Segment Start: INPUT MATERIAL

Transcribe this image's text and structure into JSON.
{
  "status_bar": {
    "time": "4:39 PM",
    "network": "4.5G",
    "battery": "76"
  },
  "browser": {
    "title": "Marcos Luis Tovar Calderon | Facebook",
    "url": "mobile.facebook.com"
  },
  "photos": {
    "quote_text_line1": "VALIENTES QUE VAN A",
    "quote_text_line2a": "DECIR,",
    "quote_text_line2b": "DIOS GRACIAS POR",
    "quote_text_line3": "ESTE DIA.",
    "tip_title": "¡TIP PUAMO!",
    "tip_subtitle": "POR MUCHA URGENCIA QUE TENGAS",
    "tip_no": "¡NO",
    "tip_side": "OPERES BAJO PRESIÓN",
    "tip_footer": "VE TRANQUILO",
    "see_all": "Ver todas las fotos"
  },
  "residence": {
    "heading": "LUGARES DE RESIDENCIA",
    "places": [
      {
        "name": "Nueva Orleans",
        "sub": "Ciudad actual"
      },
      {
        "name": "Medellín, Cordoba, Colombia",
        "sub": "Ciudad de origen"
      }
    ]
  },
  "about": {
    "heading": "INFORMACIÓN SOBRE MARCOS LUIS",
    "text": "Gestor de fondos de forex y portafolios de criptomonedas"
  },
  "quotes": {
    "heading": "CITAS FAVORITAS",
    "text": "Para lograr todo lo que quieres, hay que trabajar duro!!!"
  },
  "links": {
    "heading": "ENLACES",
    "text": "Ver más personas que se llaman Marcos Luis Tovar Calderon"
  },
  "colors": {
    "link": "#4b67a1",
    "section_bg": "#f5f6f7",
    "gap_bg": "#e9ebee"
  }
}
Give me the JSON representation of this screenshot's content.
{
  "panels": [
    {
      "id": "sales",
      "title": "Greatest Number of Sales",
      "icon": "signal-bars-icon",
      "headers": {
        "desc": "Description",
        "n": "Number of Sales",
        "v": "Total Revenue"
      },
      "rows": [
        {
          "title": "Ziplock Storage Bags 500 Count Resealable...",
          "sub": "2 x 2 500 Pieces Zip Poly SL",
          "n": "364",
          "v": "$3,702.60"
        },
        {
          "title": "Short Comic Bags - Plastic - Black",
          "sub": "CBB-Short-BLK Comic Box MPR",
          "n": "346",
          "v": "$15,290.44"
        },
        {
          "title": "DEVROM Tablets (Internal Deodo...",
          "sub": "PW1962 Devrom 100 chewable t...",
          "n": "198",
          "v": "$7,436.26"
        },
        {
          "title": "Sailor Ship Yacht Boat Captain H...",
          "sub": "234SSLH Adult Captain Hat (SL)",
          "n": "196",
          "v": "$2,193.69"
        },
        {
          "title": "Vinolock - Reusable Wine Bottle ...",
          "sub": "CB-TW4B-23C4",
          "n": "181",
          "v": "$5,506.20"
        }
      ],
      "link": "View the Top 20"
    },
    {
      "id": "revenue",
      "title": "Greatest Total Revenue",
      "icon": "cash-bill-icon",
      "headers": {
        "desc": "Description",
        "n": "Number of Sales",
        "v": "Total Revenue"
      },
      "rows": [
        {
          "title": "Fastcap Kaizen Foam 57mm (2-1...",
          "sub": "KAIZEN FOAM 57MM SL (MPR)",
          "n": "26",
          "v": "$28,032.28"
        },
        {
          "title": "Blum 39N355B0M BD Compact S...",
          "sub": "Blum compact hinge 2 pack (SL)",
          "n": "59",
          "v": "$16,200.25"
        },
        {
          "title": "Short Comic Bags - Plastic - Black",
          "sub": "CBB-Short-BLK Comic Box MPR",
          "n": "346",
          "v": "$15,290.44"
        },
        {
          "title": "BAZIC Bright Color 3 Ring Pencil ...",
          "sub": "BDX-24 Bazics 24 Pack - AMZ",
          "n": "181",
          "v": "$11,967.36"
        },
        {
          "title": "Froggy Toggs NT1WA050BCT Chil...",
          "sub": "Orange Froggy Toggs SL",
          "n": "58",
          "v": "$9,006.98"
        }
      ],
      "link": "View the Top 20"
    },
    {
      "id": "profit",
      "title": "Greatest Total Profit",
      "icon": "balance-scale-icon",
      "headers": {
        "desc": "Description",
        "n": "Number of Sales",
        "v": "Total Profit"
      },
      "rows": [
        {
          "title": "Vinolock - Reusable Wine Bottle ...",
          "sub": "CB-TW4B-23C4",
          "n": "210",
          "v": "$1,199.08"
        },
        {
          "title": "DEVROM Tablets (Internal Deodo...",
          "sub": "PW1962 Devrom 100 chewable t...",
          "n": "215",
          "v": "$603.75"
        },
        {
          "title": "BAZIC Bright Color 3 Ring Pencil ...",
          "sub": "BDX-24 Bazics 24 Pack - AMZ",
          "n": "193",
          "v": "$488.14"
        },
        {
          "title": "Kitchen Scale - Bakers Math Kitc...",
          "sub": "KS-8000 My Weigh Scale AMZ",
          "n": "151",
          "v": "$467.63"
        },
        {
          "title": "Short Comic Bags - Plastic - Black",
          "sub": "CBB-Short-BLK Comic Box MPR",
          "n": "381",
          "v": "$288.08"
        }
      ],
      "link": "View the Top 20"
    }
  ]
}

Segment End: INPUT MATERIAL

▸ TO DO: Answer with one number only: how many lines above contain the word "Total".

▸ SOLUTION TO THE PROBLEM: 5